Bed by David Whitehouse, Canongate, RRP£7.99, 297 pages
In childhood Mal would compulsively disrobe in public. After one particularly trying family holiday he remained defiantly naked for a fortnight. Later, his girlfriend, Lou, introduces a degree of stability but, in his 20s, Mal takes to his bed for two decades.
David Whitehouse’s bizarre tale holds a grotesque fascination. As Mal – fussed and fed by his cloyingly ineffectual mother – balloons into an obese media-celebrated freak raddled with maladies, his family warp their lives around him, even moving the interior walls of their suburban home to accommodate his gargantuan body.
Mal’s dysfunctional behaviour eclipses the life of his younger brother, whose lonely narration becomes the quiet domestic tragedy of this engrossing but unsettling novel.
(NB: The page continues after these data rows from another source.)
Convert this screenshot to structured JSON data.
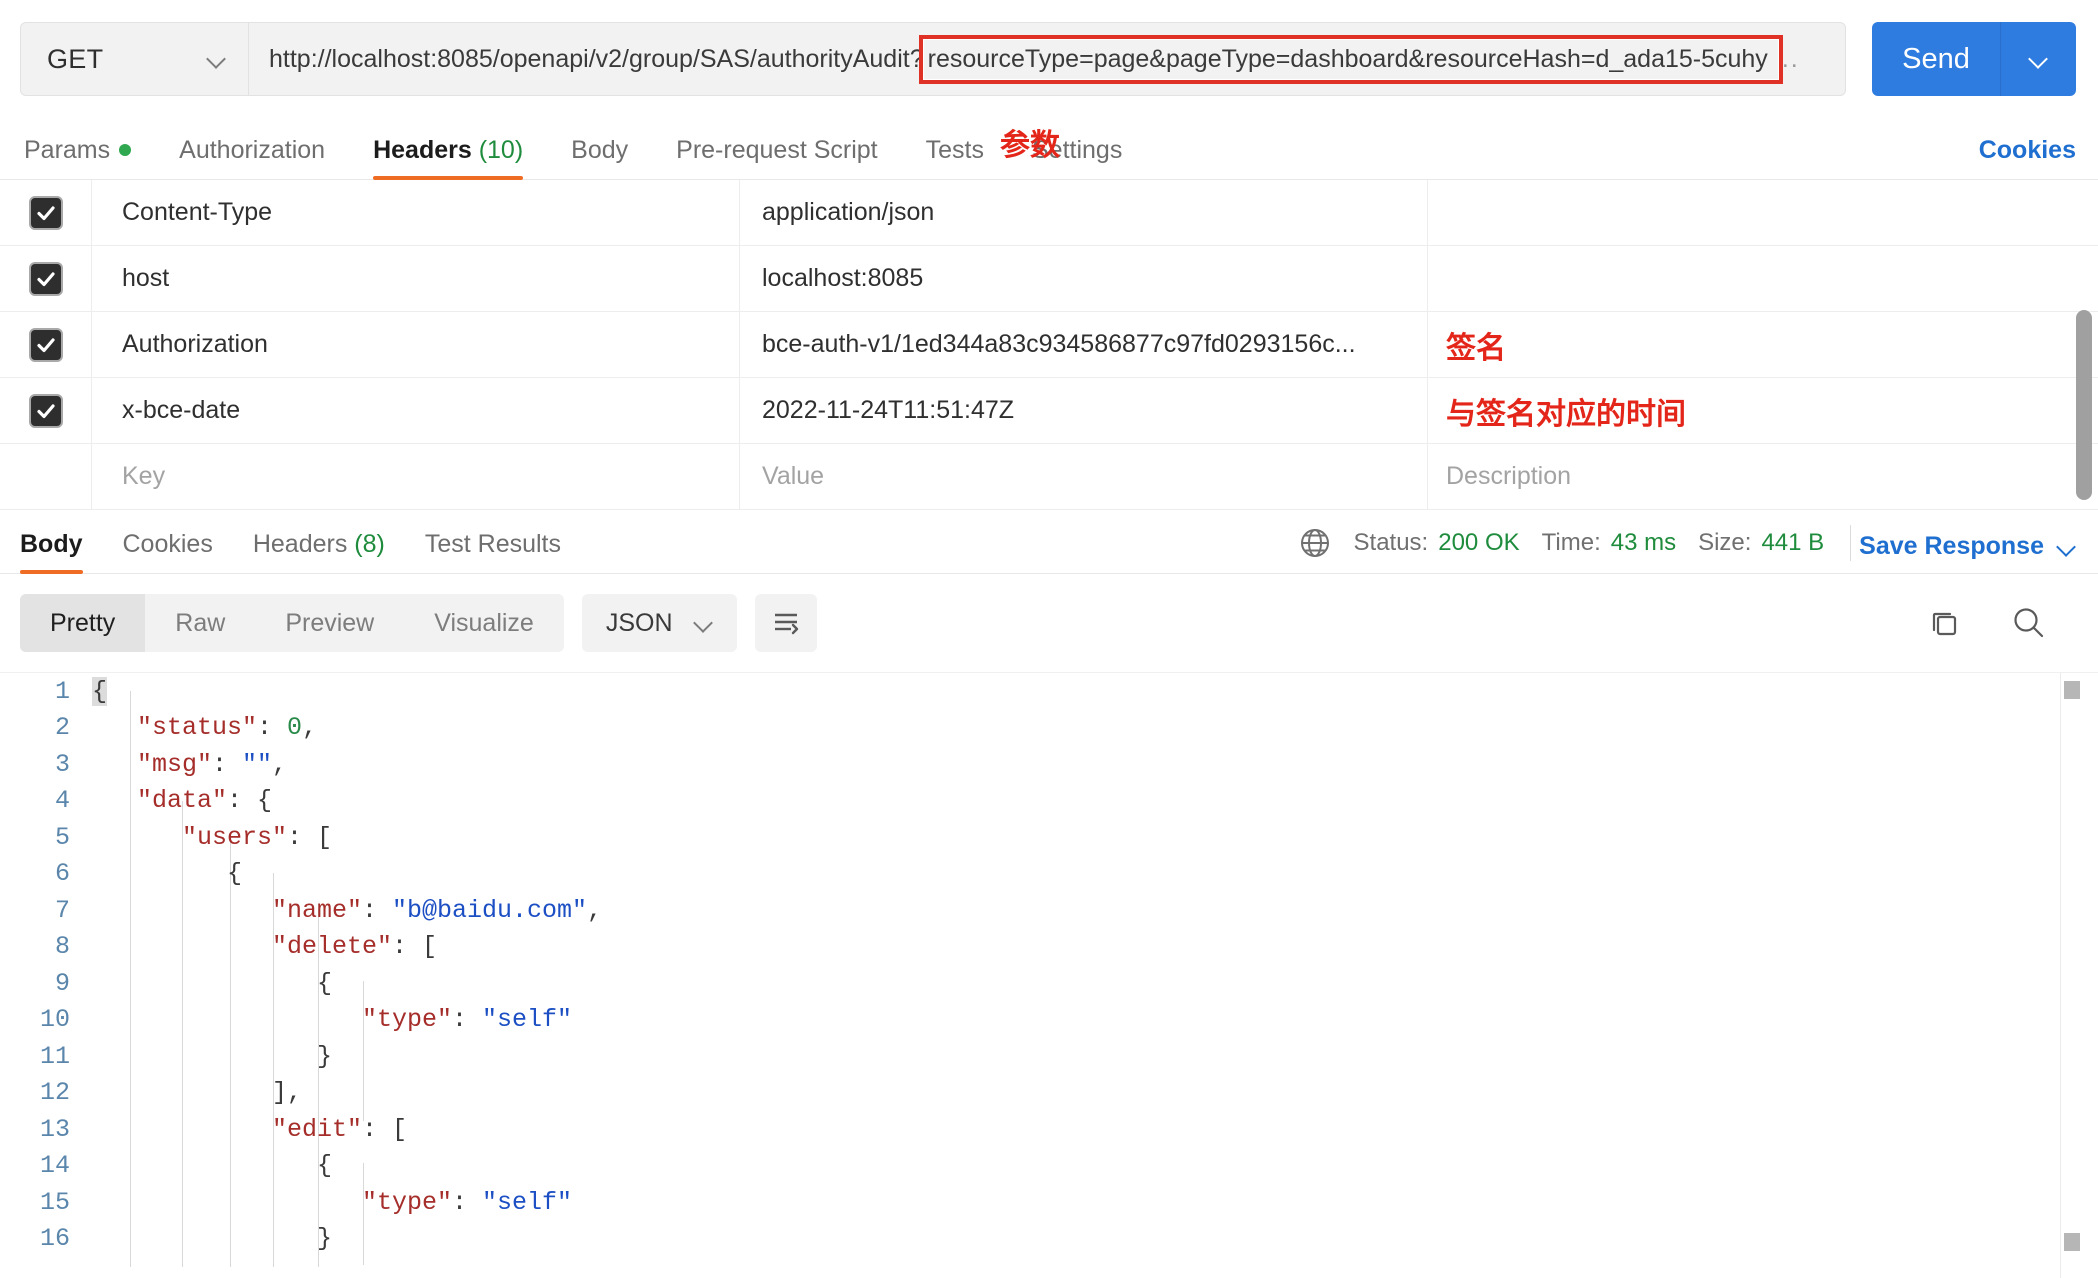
{
  "request": {
    "method": "GET",
    "url_prefix": "http://localhost:8085/openapi/v2/group/SAS/authorityAudit?",
    "url_highlighted": "resourceType=page&pageType=dashboard&resourceHash=d_ada15-5cuhy",
    "url_tail": "..",
    "send_label": "Send"
  },
  "request_tabs": [
    {
      "label": "Params",
      "dot": true
    },
    {
      "label": "Authorization"
    },
    {
      "label": "Headers",
      "count": "(10)",
      "active": true
    },
    {
      "label": "Body"
    },
    {
      "label": "Pre-request Script"
    },
    {
      "label": "Tests"
    },
    {
      "label": "Settings"
    }
  ],
  "annotations": {
    "params": "参数",
    "signature": "签名",
    "signature_time": "与签名对应的时间"
  },
  "cookies_link": "Cookies",
  "headers_table": {
    "placeholders": {
      "key": "Key",
      "value": "Value",
      "description": "Description"
    },
    "rows": [
      {
        "checked": true,
        "key": "Content-Type",
        "value": "application/json",
        "description": ""
      },
      {
        "checked": true,
        "key": "host",
        "value": "localhost:8085",
        "description": ""
      },
      {
        "checked": true,
        "key": "Authorization",
        "value": "bce-auth-v1/1ed344a83c934586877c97fd0293156c...",
        "description": "签名"
      },
      {
        "checked": true,
        "key": "x-bce-date",
        "value": "2022-11-24T11:51:47Z",
        "description": "与签名对应的时间"
      }
    ]
  },
  "response": {
    "tabs": [
      {
        "label": "Body",
        "active": true
      },
      {
        "label": "Cookies"
      },
      {
        "label": "Headers",
        "count": "(8)"
      },
      {
        "label": "Test Results"
      }
    ],
    "meta": {
      "status_label": "Status:",
      "status_value": "200 OK",
      "time_label": "Time:",
      "time_value": "43 ms",
      "size_label": "Size:",
      "size_value": "441 B",
      "save_response": "Save Response"
    },
    "view_modes": [
      {
        "label": "Pretty",
        "active": true
      },
      {
        "label": "Raw"
      },
      {
        "label": "Preview"
      },
      {
        "label": "Visualize"
      }
    ],
    "format": "JSON"
  },
  "colors": {
    "accent_blue": "#2f7ce0",
    "tab_underline": "#ef6c25",
    "annotation_red": "#e32619",
    "status_green": "#1f8c3d",
    "json_key": "#a52d2a",
    "json_string": "#1c4fc4",
    "json_number": "#2a8a4a",
    "line_number": "#5b86ab"
  },
  "code": {
    "lines": [
      {
        "n": "1",
        "indent": 0,
        "tokens": [
          {
            "t": "p",
            "v": "{"
          }
        ]
      },
      {
        "n": "2",
        "indent": 1,
        "tokens": [
          {
            "t": "k",
            "v": "\"status\""
          },
          {
            "t": "p",
            "v": ": "
          },
          {
            "t": "n",
            "v": "0"
          },
          {
            "t": "p",
            "v": ","
          }
        ]
      },
      {
        "n": "3",
        "indent": 1,
        "tokens": [
          {
            "t": "k",
            "v": "\"msg\""
          },
          {
            "t": "p",
            "v": ": "
          },
          {
            "t": "s",
            "v": "\"\""
          },
          {
            "t": "p",
            "v": ","
          }
        ]
      },
      {
        "n": "4",
        "indent": 1,
        "tokens": [
          {
            "t": "k",
            "v": "\"data\""
          },
          {
            "t": "p",
            "v": ": {"
          }
        ]
      },
      {
        "n": "5",
        "indent": 2,
        "tokens": [
          {
            "t": "k",
            "v": "\"users\""
          },
          {
            "t": "p",
            "v": ": ["
          }
        ]
      },
      {
        "n": "6",
        "indent": 3,
        "tokens": [
          {
            "t": "p",
            "v": "{"
          }
        ]
      },
      {
        "n": "7",
        "indent": 4,
        "tokens": [
          {
            "t": "k",
            "v": "\"name\""
          },
          {
            "t": "p",
            "v": ": "
          },
          {
            "t": "s",
            "v": "\"b@baidu.com\""
          },
          {
            "t": "p",
            "v": ","
          }
        ]
      },
      {
        "n": "8",
        "indent": 4,
        "tokens": [
          {
            "t": "k",
            "v": "\"delete\""
          },
          {
            "t": "p",
            "v": ": ["
          }
        ]
      },
      {
        "n": "9",
        "indent": 5,
        "tokens": [
          {
            "t": "p",
            "v": "{"
          }
        ]
      },
      {
        "n": "10",
        "indent": 6,
        "tokens": [
          {
            "t": "k",
            "v": "\"type\""
          },
          {
            "t": "p",
            "v": ": "
          },
          {
            "t": "s",
            "v": "\"self\""
          }
        ]
      },
      {
        "n": "11",
        "indent": 5,
        "tokens": [
          {
            "t": "p",
            "v": "}"
          }
        ]
      },
      {
        "n": "12",
        "indent": 4,
        "tokens": [
          {
            "t": "p",
            "v": "],"
          }
        ]
      },
      {
        "n": "13",
        "indent": 4,
        "tokens": [
          {
            "t": "k",
            "v": "\"edit\""
          },
          {
            "t": "p",
            "v": ": ["
          }
        ]
      },
      {
        "n": "14",
        "indent": 5,
        "tokens": [
          {
            "t": "p",
            "v": "{"
          }
        ]
      },
      {
        "n": "15",
        "indent": 6,
        "tokens": [
          {
            "t": "k",
            "v": "\"type\""
          },
          {
            "t": "p",
            "v": ": "
          },
          {
            "t": "s",
            "v": "\"self\""
          }
        ]
      },
      {
        "n": "16",
        "indent": 5,
        "tokens": [
          {
            "t": "p",
            "v": "}"
          }
        ]
      }
    ]
  }
}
The sadness of lives unfulfilled, buffeted by other, larger events, lends gravity to a compelling debut, which handles unusual material with confidence and flashes of dry, satirical humour.